It's hard to find a city making a bigger noise on the dance floors of the world than Atlanta. From Usher and Lil Jon to OutKast, Atlanta is home to some of the biggest stars in hip-hop and R&B. Since the 1990s, though, the city has also nurtured a very different scene.
A tour of Atlanta's soul scene begins, oddly enough, in midtown, in the shadow of high-rise condos and generic office towers. Most of the people in the buildings probably have no idea they're a few hundred feet from the birthplace of Atlanta's independent soul scene. The Yin Yang Cafe opened its doors in 1994 in a former laundromat on a dead-end street. The club helped launch dozens of local artists — including India.Arie.
"We all felt like we didn't want to do what was considered regular R&B at the time," says Arie. "This was before anyone was saying 'neo-soul'. We knew that we wanted to have control and try alternative routes of getting our music out there."
Arie burst onto the national stage in 2001 — her debut album earned seven Grammy nominations. But when she started singing at the Yin Yang Cafe, she was just another songwriter with an acoustic guitar. Before long, Arie and some of the other performers got together to form an artists' collective called Groovement. Jamal Ahmad, the closest thing there is to an historian of the scene, was a member, too. He says the collective felt empowered, in part, by the legacy of the civil rights movement: "The civil rights movement instilled ... this sense of greatness among the young African-American community. Me being from Atlanta, that was something that always instilled in us. And through our parents, because they were part of that protest generation."
The music of Groovement members looked back to the classic soul singers of the 1960s and 70s, such as Marvin Gaye, Stevie Wonder and Donny Hathaway. But the Groovement artists also drew on the international sounds they heard on WCLK — acid jazz and new soul from Europe, and remixes from Japan. They brought all of those influences to the tiny stage at the Yin Yang Cafe.

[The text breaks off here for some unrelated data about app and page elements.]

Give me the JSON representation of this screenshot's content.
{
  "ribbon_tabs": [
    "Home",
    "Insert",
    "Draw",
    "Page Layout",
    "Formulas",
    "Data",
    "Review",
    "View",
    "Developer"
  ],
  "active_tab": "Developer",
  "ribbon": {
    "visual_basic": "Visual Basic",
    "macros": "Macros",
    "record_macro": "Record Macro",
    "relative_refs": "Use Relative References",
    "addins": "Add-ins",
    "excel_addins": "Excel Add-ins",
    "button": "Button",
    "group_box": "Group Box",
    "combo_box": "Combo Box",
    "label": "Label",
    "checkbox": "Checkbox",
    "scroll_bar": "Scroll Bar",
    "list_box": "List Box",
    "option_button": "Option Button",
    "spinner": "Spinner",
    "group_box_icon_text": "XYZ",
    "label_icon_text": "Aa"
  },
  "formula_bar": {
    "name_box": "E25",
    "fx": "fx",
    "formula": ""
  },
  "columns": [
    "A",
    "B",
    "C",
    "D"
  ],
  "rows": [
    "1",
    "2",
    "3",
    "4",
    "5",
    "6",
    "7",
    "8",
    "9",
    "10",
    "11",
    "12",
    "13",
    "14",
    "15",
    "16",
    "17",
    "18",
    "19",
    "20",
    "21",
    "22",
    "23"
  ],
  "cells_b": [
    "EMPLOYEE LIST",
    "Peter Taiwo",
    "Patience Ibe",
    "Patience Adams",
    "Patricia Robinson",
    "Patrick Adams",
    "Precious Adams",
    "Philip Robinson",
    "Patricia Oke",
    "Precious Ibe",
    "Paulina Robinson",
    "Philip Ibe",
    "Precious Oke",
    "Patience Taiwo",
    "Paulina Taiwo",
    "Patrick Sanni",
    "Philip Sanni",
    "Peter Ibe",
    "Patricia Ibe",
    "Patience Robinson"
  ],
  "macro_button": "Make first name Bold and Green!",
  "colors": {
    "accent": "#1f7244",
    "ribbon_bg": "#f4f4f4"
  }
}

Singer and songwriter Anthony David says the club was a hole in the wall that could barely hold 300 people. But it gave young musicians a chance to get up in front of an audience. "I didn't play music when I started going there," David says. "I would just go and watch the live musicians there. Over a period of five years, I went from not playing to playing, you know what I mean?"
David and Arie say indie soul drew packed houses to the Yin Yang. "It was like we were already stars. So we had an audience of people there. Singing the words to our songs. It was like you had music on the radio, and it really helped boost our confidence," Arie says.
But inevitably, the new scene went through some growing pains. Ahmad and David quit the collective. Arie signed to a major label. And perhaps most painful of all, the Yin Yang Cafe closed — not because it wasn't successful, but because the landlord wanted to sell it.
DJ Kemit stood behind the turntables for hip-hop pioneers Arrested Development, and the Yin Yang's house band, the Chronicle. He says that when Yin Yang closed, "everyone was caught with their pants down, and looking around, like, 'where are we gonna meet?' How are we gonna do this?' "
Kemit says a few promoters put on occasional shows around town. But he says the scene lost its center, and a lot of artists retreated to the solitude of their studios. He says it went on like that for more than two years. But now, the soul scene in Atlanta seems to be rising from its own ashes — kind of like the city itself.
WCLK is playing more indie soul now. The room that used to be the Yin Yang re-opened as the Apache Cafe, and a handful of new clubs are presenting indie soul.
On Thursday nights, the jam session is at the upscale Harlem Bar, where a beer and a bottled water will cost you $12, and the kitchen serves fancy soul food until 2 in the morning. The most ambitious of Atlanta's new soul clubs is called Sugarhill. It's co-owned by Freddy Luster, who used to own the Yin Yang. Luster says Sugarhill is doing fine — though not quite as well as the hip-hop club he co-owns.
There's little doubt that Atlanta is a hip-hop town first and foremost, and that soul occupies a smaller niche. But to some, the intimacy of the Atlanta soul scene is one of its charms. Far from traditional music industry towns like New York and Los Angeles, singer Julie Dexter says artists here can afford to experiment: "Here people give you more of a chance to grow, get to where you're supposed to be. In New York, you gotta be where you're supposed to be before you can step out. Go and shed somewhere else. Atlanta is a good place to grow, develop, grow. Get your groove on. Find out what your voice is."
With a little luck, that voice will also resonate beyond Atlanta.